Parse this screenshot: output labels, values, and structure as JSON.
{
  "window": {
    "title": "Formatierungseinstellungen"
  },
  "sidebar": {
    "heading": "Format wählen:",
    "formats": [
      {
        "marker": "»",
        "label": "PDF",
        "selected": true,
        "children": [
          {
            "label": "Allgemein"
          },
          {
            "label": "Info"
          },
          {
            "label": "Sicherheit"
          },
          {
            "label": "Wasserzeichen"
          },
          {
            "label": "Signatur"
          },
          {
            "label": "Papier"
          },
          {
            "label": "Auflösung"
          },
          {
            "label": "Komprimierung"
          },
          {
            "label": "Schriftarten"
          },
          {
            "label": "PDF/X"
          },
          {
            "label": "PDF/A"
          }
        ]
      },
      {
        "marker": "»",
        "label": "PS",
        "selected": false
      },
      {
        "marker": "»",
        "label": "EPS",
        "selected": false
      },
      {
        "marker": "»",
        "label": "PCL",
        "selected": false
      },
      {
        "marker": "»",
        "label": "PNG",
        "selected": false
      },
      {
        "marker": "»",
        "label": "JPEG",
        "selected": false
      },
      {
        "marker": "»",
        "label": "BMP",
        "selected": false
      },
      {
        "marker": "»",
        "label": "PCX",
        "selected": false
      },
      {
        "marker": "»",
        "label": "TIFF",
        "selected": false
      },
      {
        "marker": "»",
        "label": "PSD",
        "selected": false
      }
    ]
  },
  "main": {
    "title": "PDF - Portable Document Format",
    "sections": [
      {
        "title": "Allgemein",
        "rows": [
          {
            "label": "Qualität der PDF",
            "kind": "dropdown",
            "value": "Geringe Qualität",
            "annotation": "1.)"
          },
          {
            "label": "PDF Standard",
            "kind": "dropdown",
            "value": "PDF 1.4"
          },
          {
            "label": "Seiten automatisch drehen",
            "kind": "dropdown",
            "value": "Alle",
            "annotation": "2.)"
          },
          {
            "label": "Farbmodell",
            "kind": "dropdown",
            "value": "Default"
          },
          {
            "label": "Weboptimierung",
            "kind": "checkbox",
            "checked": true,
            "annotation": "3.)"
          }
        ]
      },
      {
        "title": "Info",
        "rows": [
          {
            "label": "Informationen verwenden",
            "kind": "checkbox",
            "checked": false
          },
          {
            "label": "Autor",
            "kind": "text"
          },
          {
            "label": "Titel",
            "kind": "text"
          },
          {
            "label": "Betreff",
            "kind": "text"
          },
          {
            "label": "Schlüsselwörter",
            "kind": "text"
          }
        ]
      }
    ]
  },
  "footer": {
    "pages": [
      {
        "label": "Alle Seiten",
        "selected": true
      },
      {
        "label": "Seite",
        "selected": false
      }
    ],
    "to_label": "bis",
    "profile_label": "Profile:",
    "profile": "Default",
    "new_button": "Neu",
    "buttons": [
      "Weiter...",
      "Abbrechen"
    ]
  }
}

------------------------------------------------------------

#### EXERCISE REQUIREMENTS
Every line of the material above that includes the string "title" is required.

#### YOUR RESPONSE
    "title": "Formatierungseinstellungen"
    "title": "PDF - Portable Document Format",
        "title": "Allgemein",
        "title": "Info",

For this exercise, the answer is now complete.